To do: Within the records that follow, determine how many lines include the word "JSON". State the number and nothing further.

Saved data entries:
__________
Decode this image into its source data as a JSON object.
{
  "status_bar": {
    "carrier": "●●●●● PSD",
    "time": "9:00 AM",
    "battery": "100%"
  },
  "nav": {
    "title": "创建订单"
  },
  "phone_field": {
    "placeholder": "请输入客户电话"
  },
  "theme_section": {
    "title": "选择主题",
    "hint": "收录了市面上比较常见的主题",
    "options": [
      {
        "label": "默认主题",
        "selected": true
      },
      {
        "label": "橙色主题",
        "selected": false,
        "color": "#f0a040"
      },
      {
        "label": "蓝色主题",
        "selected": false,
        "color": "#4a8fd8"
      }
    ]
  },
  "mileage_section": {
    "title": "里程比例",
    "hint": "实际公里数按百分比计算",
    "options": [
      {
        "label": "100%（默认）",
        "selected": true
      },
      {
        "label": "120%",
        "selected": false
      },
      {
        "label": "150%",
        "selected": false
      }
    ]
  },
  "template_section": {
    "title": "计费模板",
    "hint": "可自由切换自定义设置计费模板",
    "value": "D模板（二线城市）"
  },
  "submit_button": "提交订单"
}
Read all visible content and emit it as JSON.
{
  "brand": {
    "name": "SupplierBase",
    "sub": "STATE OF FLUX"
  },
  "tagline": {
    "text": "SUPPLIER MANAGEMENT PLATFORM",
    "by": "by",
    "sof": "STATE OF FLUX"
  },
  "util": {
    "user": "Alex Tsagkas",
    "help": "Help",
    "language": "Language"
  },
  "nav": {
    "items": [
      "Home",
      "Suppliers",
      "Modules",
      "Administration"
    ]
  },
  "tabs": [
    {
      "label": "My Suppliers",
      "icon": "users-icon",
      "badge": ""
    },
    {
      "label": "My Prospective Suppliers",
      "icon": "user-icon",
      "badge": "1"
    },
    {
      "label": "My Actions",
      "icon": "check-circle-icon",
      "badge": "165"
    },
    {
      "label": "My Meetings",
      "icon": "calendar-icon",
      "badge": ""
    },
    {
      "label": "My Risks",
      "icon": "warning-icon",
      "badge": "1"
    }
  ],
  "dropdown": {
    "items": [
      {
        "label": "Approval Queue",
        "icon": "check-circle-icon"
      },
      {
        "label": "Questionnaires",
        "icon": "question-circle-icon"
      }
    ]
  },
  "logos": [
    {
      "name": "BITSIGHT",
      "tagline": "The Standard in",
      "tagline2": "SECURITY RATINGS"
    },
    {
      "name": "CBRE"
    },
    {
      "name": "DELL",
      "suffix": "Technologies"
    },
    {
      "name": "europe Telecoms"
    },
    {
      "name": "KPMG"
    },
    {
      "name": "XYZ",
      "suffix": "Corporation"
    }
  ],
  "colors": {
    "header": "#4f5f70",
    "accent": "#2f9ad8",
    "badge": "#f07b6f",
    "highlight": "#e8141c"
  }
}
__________
Written solution: 2